But many of our videos get predictable traffic like this Gates vs. Jobs rap battle at 33 million views (and climbing) or my favorite Mr. T vs. Mr. Rogers at 36 million.
He lost me at "predictable." If an audience's taste is so predictable, go get funding for a multi-million dollar blockbuster. I think all he has shown is that he is lucky: that anyone can bruteforce various kinds of cheap content cheaply, but his bruteforcing just happened to hit the right tone.
You can A/B test your videos, your copy, your thumbnail images.

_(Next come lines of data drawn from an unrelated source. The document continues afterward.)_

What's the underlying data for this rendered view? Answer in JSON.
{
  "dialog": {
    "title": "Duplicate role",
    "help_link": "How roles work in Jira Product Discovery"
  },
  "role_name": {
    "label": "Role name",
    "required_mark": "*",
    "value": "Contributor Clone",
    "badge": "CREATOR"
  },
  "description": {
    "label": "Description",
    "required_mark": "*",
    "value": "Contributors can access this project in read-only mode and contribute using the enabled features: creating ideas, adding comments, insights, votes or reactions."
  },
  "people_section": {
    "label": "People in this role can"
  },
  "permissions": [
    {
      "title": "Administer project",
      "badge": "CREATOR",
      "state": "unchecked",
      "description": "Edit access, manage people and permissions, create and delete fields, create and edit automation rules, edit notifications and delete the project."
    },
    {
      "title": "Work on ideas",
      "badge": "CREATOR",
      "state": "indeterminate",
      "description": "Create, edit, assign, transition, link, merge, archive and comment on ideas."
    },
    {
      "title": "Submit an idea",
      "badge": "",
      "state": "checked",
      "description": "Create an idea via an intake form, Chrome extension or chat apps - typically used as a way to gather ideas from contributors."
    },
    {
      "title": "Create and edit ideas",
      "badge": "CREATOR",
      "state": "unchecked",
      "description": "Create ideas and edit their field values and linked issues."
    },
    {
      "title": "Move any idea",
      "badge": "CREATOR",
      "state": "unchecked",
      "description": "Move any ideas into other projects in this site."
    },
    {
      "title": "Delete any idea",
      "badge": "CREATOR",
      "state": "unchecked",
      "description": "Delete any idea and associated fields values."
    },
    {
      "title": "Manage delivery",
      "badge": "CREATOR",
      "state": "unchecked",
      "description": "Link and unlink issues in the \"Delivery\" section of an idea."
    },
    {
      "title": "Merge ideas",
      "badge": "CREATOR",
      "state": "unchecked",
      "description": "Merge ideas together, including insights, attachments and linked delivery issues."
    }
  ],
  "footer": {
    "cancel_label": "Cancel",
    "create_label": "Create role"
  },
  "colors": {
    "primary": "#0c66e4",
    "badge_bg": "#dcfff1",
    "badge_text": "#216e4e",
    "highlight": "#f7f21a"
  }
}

Nevermind that A/B testing is hilariously inefficient (ANOVA anyone?) and virtually impossible for creative content (what, are you going to permute individual lines in a ninety page script?). Hollywood has statisticians. Focus groups and audience testing has been going on for decades. Web distribution expands your population size, but it also greatly increases the variables to control. If it were as easy as he says, then of course there would be truly data-driven content by now.
And video views now produced and managed by these 5 companies totals more than 4 BILLION per month. With a B.

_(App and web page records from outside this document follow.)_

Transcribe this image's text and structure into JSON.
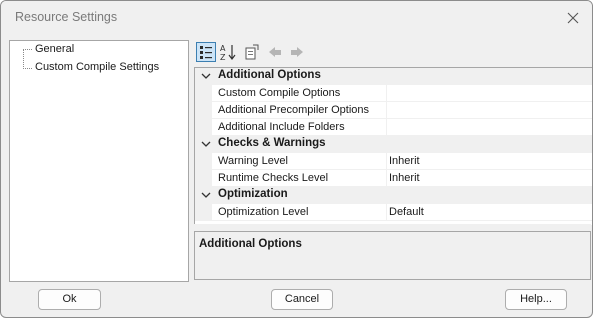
{
  "window": {
    "title": "Resource Settings"
  },
  "tree": {
    "items": [
      {
        "label": "General"
      },
      {
        "label": "Custom Compile Settings"
      }
    ]
  },
  "toolbar": {
    "buttons": [
      {
        "icon": "categorized-icon",
        "active": true
      },
      {
        "icon": "sort-alphabetical-icon",
        "active": false
      },
      {
        "icon": "property-pages-icon",
        "active": false
      },
      {
        "icon": "back-icon",
        "active": false
      },
      {
        "icon": "forward-icon",
        "active": false
      }
    ]
  },
  "grid": {
    "categories": [
      {
        "label": "Additional Options",
        "properties": [
          {
            "name": "Custom Compile Options",
            "value": ""
          },
          {
            "name": "Additional Precompiler Options",
            "value": ""
          },
          {
            "name": "Additional Include Folders",
            "value": ""
          }
        ]
      },
      {
        "label": "Checks & Warnings",
        "properties": [
          {
            "name": "Warning Level",
            "value": "Inherit"
          },
          {
            "name": "Runtime Checks Level",
            "value": "Inherit"
          }
        ]
      },
      {
        "label": "Optimization",
        "properties": [
          {
            "name": "Optimization Level",
            "value": "Default"
          }
        ]
      }
    ]
  },
  "description": {
    "title": "Additional Options"
  },
  "buttons": {
    "ok": "Ok",
    "cancel": "Cancel",
    "help": "Help..."
  }
}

But who's paying for that content?
Hollywood looks at YouTube and says, "Ok, what does content funded by Google's auction adwords ads look like? Oh, it looks like those link farm websites, which is precisely exactly content paid entirely by auctioned ads."

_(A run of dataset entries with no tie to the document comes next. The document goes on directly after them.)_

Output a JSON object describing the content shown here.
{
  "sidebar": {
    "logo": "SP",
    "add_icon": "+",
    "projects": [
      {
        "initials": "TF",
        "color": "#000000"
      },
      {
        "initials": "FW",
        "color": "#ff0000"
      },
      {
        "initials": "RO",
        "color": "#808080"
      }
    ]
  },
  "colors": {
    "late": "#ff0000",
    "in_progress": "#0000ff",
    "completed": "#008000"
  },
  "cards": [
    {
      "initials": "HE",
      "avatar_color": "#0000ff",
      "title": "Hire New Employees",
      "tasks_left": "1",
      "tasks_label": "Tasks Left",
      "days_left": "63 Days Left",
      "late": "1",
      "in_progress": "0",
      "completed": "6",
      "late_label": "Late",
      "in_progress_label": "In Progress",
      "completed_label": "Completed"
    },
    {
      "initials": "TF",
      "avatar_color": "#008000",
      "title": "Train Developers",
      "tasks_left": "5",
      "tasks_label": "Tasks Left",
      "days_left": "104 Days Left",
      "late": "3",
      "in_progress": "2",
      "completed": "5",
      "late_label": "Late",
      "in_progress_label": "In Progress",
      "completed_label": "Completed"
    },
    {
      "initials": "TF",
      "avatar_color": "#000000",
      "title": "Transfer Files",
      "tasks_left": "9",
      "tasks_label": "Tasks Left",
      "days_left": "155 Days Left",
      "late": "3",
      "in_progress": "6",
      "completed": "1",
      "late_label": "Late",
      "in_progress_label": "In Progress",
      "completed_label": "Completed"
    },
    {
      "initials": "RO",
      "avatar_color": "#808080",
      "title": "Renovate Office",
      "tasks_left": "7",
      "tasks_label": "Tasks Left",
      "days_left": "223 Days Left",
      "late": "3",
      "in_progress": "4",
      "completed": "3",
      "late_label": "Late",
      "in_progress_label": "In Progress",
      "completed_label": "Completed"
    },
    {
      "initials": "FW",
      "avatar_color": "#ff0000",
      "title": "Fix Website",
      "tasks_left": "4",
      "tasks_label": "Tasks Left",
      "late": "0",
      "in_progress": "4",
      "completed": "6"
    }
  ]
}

Don't we want something cooler than literally spam?
One could point to Hulu and say, perfect platform. But there is no original Hulu content. It is still largely funded by cable ads. And Hulu's profitability depends entirely on how an owner like Disney values the free broadcast licenses Disney gives Hulu. If Hulu had to pay for its shows, it would be deep in the hole.
But I digress. Data-driven content works for Wikipedia one-line banner ads. It isn't going to work for video longer than 30 seconds for a very, very long time.
1. Delivering content in movie or TV episode sized chunks is an artefact of inefficient distribution mechanisms. Smaller units of content are easier to test, easier to produce, and less risk if they tank.
2. Any script contains numerous decisions. You can test the main ones. It's viable to do this if you aren't making big bets on big chunks of contents.
Content dictates length, not the other way around...